“The singer fulfills a dual role of narrator and protagonist. So at times, she is performing recitative, and at other times, she sings lyrically in first person, direct quotes from the emails.”

“Here is an example from the text. In this moment the main character is weighing his options for if he never finds love:”

‘I will live with some old guy, and we will talk about how the kids these days have no respect for their elders, and we will smoke and drink until we are old and fat. Then, when the first one dies, the other will set him into a chair and talk to him like he’s still alive. Then, the Police will come and take the survivor to the sanitarium.'”

“‘Some old guy’ was actually a person’s name in the text – and I was going to set it that way, but I changed it at his request because he was more-than-a-tad offended. And, rightly so… It was a smart request on his part, because ten years after this piece was written, we all know him… as he is in the music writing business too! Anyway, it wouldn’t have worked well leaving his name in because he has found love and is married… which would throw the story off and make for confusion.”

“But, in Carnal Node there seem to be no happy endings:”

“He has false memories of your party-talk and the lock of hair he clipped as you slept on the couch.”

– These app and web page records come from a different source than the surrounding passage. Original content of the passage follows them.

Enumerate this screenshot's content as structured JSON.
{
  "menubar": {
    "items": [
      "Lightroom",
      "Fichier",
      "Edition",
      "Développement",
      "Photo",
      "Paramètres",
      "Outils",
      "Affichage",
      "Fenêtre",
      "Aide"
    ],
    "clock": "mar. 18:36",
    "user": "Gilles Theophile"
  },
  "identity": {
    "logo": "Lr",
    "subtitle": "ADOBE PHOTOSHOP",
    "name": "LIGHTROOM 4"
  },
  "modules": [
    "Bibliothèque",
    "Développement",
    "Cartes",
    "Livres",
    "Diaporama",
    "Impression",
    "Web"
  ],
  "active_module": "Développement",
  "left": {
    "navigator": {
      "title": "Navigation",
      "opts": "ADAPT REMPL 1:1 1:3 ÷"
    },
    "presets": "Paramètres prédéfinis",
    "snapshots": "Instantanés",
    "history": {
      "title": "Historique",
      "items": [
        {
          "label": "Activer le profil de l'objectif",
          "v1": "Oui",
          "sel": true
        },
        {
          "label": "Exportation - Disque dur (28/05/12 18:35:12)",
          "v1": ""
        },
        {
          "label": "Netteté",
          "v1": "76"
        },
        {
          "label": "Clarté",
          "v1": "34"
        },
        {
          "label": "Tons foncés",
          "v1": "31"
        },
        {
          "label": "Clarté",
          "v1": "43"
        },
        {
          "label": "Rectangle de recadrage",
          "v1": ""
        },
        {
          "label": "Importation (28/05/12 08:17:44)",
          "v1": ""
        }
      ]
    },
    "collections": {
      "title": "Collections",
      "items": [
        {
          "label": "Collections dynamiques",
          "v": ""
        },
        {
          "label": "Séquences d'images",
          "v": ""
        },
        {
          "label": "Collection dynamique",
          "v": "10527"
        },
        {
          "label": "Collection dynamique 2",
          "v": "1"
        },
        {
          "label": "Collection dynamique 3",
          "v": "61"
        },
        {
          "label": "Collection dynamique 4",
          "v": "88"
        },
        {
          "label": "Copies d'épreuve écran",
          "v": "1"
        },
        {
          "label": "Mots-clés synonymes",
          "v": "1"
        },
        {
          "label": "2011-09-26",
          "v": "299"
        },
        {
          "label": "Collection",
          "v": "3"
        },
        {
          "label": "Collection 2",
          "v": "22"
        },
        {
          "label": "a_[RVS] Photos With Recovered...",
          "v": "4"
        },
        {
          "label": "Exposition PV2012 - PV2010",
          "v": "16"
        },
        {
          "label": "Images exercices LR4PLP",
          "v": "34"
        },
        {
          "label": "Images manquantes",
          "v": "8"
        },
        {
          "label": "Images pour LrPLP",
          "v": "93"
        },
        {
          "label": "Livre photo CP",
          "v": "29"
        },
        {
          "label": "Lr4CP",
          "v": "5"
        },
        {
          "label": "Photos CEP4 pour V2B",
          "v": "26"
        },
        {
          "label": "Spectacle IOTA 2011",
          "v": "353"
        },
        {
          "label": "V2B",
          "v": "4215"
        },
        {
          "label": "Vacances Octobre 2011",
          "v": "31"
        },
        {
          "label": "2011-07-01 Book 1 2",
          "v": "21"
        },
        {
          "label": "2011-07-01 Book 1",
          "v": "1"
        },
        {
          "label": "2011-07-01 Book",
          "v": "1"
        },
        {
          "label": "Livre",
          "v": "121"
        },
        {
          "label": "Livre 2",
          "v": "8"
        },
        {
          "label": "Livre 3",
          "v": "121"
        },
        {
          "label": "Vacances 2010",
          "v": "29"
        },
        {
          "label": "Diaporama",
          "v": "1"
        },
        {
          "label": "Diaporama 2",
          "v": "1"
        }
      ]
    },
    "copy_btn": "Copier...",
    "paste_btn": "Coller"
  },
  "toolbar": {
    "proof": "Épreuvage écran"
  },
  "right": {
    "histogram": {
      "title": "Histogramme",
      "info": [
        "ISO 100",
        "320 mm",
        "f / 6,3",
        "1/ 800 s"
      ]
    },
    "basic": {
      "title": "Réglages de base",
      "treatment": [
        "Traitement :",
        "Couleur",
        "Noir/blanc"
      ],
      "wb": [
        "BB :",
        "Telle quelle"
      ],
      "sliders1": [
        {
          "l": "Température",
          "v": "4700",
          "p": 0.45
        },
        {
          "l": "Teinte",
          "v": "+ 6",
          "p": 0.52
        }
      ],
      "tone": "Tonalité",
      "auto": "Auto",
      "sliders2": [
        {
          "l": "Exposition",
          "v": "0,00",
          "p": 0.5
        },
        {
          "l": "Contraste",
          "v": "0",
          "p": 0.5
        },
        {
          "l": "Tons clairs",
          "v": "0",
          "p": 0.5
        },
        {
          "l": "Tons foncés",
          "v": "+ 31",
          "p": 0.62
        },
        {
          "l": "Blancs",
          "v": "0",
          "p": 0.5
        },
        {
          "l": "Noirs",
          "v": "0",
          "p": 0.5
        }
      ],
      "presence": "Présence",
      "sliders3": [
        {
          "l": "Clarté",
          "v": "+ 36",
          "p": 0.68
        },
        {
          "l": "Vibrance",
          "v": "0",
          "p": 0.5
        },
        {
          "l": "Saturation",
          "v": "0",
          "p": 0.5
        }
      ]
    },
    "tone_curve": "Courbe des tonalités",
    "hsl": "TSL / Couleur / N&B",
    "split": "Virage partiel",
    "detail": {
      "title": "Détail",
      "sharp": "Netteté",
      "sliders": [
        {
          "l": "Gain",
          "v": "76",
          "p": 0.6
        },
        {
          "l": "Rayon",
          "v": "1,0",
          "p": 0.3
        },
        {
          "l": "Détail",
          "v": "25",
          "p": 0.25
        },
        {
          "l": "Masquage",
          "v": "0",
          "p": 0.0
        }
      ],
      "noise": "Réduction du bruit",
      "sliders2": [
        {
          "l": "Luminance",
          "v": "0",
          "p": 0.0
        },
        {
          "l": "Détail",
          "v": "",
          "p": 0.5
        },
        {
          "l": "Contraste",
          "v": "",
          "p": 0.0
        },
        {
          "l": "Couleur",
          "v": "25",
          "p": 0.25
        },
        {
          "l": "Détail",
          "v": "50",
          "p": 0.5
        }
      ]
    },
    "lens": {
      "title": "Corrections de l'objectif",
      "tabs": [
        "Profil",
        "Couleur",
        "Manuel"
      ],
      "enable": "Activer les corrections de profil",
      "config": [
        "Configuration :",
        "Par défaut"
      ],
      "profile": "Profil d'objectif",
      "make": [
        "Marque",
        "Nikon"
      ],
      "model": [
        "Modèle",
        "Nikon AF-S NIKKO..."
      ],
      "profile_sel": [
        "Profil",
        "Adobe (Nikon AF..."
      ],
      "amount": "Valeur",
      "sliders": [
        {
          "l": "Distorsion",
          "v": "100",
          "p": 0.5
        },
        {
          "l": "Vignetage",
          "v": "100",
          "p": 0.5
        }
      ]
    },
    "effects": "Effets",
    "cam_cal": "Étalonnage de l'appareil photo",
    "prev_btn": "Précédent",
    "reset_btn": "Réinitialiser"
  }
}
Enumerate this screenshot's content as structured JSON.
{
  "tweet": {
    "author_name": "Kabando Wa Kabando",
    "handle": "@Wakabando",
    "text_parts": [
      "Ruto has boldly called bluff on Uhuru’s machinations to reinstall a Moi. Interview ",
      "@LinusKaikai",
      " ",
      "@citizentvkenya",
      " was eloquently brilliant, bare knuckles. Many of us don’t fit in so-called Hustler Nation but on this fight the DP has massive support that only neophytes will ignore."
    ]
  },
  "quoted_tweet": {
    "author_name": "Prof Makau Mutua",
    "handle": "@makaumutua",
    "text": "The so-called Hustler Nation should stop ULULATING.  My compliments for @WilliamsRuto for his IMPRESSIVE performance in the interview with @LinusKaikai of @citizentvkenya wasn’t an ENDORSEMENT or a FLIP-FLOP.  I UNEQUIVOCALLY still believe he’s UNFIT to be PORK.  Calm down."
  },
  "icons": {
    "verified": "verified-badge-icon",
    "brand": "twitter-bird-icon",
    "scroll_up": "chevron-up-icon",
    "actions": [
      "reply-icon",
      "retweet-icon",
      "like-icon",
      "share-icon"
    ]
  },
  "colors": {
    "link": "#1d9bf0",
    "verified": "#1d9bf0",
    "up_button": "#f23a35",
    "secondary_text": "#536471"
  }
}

You can hear more of D.J. Sparr’s work on his website or over at iTunes.

If you haven’t donated yet, please do– we have eight days left and a little over $2,000 left to raise– please go over and donate to the project if you haven’t already!!